◆ Problem to solve
Restate all of the entries exactly. Any picture in them should be skipped.

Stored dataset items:
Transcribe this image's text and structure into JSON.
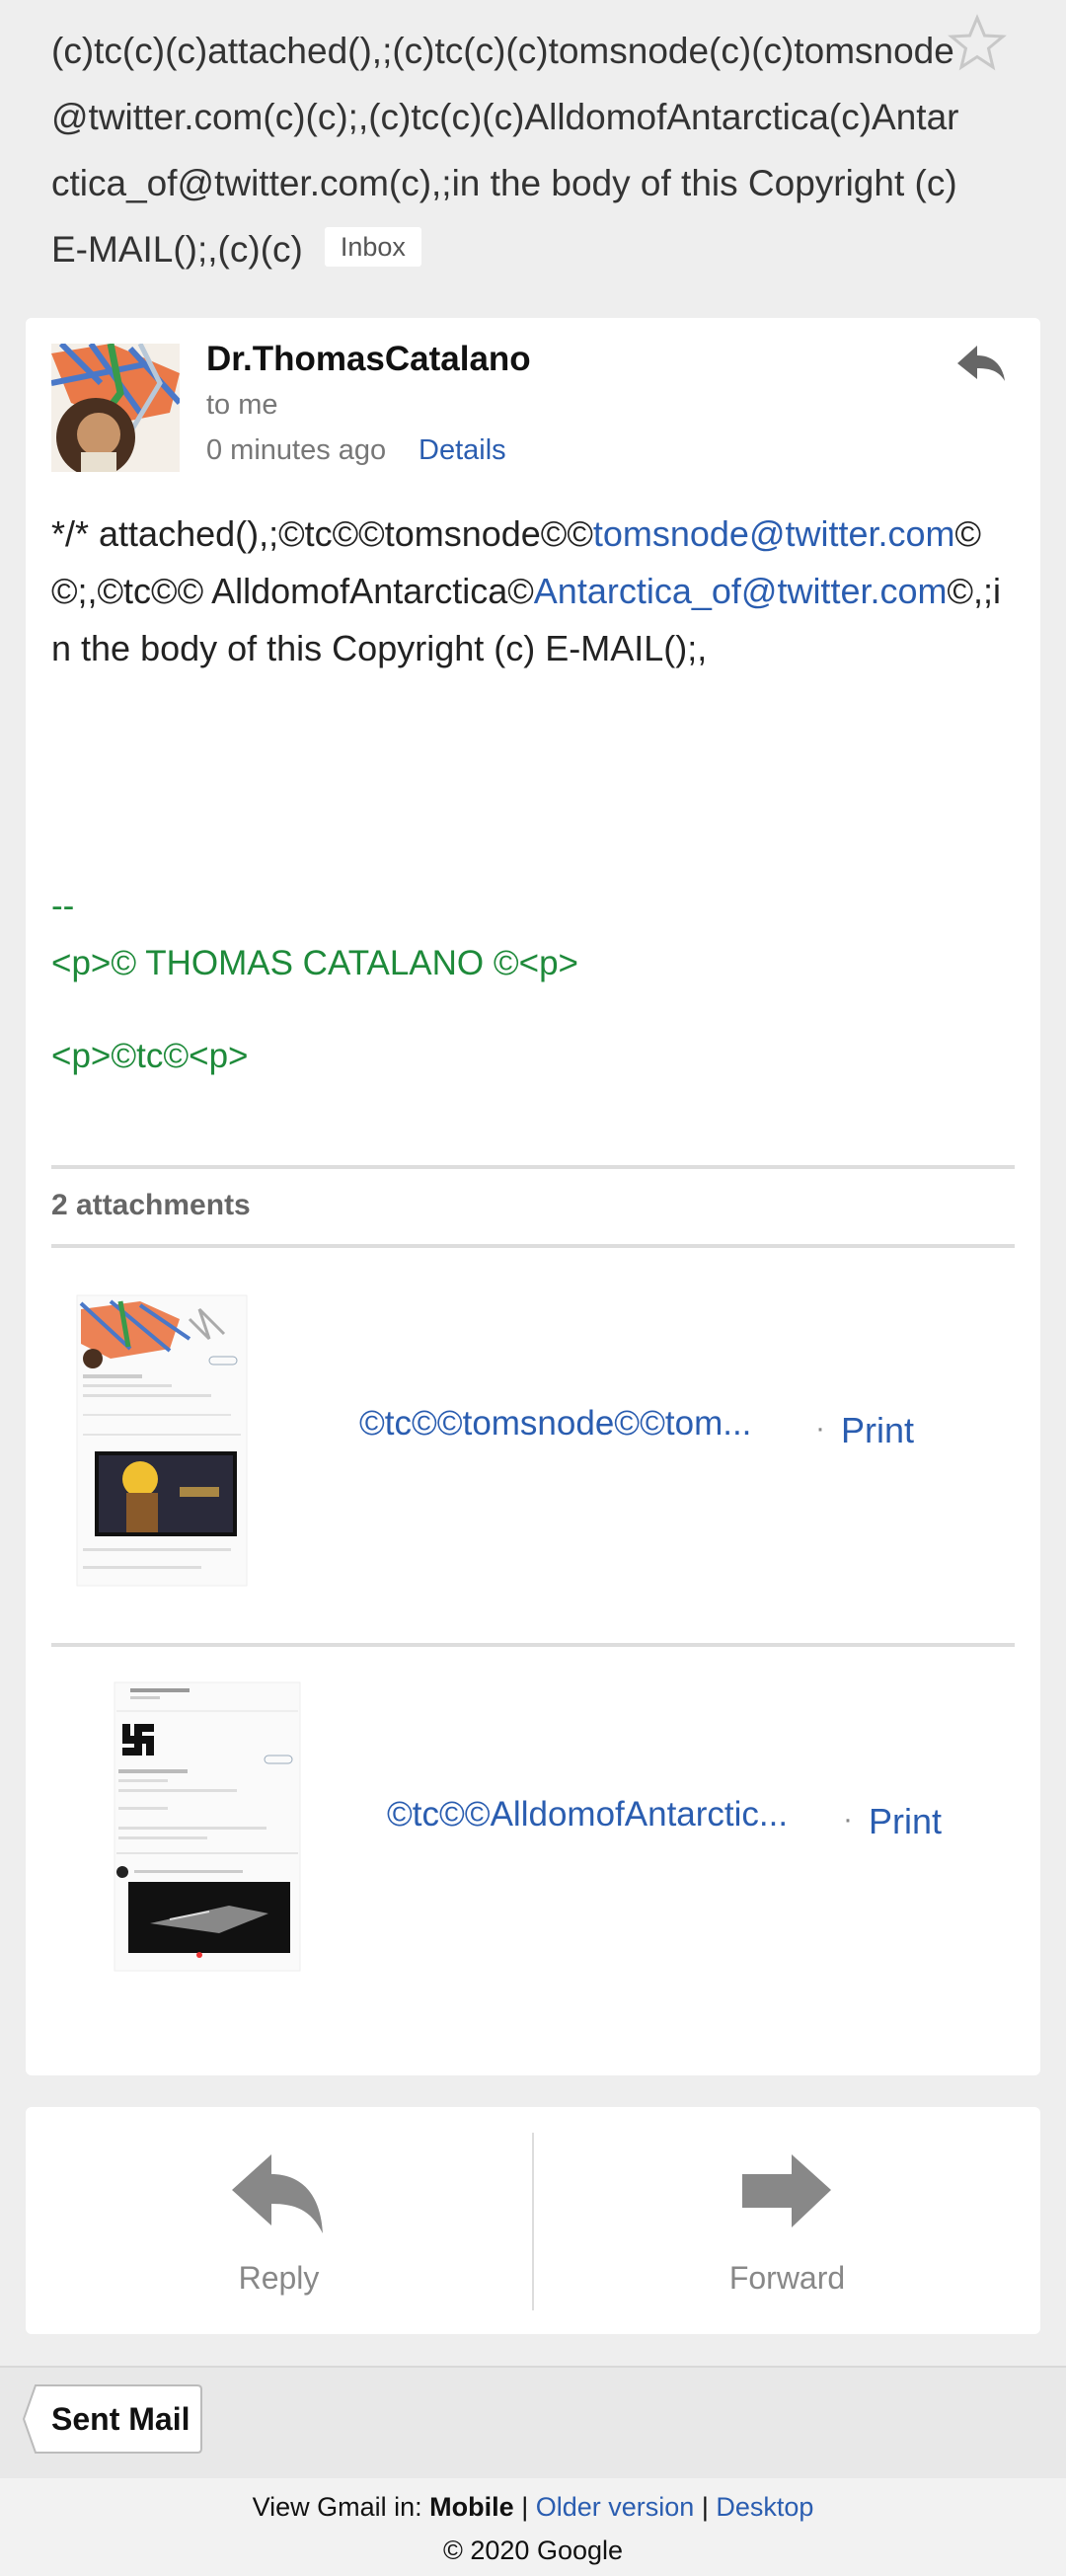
{
  "subject": {
    "text": "(c)tc(c)(c)attached(),;(c)tc(c)(c)tomsnode(c)(c)tomsnode@twitter.com(c)(c);,(c)tc(c)(c)AlldomofAntarctica(c)Antarctica_of@twitter.com(c),;in the body of this Copyright (c) E-MAIL();,(c)(c)",
    "label": "Inbox",
    "star_icon": "star-icon"
  },
  "message": {
    "sender": "Dr.ThomasCatalano",
    "to": "to me",
    "time": "0 minutes ago",
    "details_label": "Details",
    "reply_icon": "reply-icon",
    "body": {
      "part1": "*/* attached(),;©tc©©tomsnode©©",
      "link1": "tomsnode@twitter.com",
      "part2": "©©;,©tc©© AlldomofAntarctica©",
      "link2": "Antarctica_of@twitter.com",
      "part3": "©,;in the body of this Copyright (c) E-MAIL();,"
    },
    "signature": {
      "dashes": "--",
      "line1": "<p>© THOMAS CATALANO ©<p>",
      "line2": "<p>©tc©<p>"
    }
  },
  "attachments": {
    "title": "2 attachments",
    "items": [
      {
        "name": "©tc©©tomsnode©©tom...",
        "dot": "·",
        "print": "Print"
      },
      {
        "name": "©tc©©AlldomofAntarctic...",
        "dot": "·",
        "print": "Print"
      }
    ]
  },
  "actions": {
    "reply": "Reply",
    "forward": "Forward"
  },
  "folder": {
    "label": "Sent Mail"
  },
  "footer": {
    "view_in": "View Gmail in:",
    "mobile": "Mobile",
    "sep": "|",
    "older": "Older version",
    "desktop": "Desktop",
    "copyright": "© 2020 Google"
  },
  "colors": {
    "link": "#2a5db0",
    "signature": "#1e8a3a",
    "background": "#eeeeee"
  }
}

◆ Written solution
Transcribe this image's text and structure into JSON.
{
  "subject": {
    "text": "(c)tc(c)(c)attached(),;(c)tc(c)(c)tomsnode(c)(c)tomsnode@twitter.com(c)(c);,(c)tc(c)(c)AlldomofAntarctica(c)Antarctica_of@twitter.com(c),;in the body of this Copyright (c) E-MAIL();,(c)(c)",
    "label": "Inbox",
    "star_icon": "star-icon"
  },
  "message": {
    "sender": "Dr.ThomasCatalano",
    "to": "to me",
    "time": "0 minutes ago",
    "details_label": "Details",
    "reply_icon": "reply-icon",
    "body": {
      "part1": "*/* attached(),;©tc©©tomsnode©©",
      "link1": "tomsnode@twitter.com",
      "part2": "©©;,©tc©© AlldomofAntarctica©",
      "link2": "Antarctica_of@twitter.com",
      "part3": "©,;in the body of this Copyright (c) E-MAIL();,"
    },
    "signature": {
      "dashes": "--",
      "line1": "<p>© THOMAS CATALANO ©<p>",
      "line2": "<p>©tc©<p>"
    }
  },
  "attachments": {
    "title": "2 attachments",
    "items": [
      {
        "name": "©tc©©tomsnode©©tom...",
        "dot": "·",
        "print": "Print"
      },
      {
        "name": "©tc©©AlldomofAntarctic...",
        "dot": "·",
        "print": "Print"
      }
    ]
  },
  "actions": {
    "reply": "Reply",
    "forward": "Forward"
  },
  "folder": {
    "label": "Sent Mail"
  },
  "footer": {
    "view_in": "View Gmail in:",
    "mobile": "Mobile",
    "sep": "|",
    "older": "Older version",
    "desktop": "Desktop",
    "copyright": "© 2020 Google"
  },
  "colors": {
    "link": "#2a5db0",
    "signature": "#1e8a3a",
    "background": "#eeeeee"
  }
}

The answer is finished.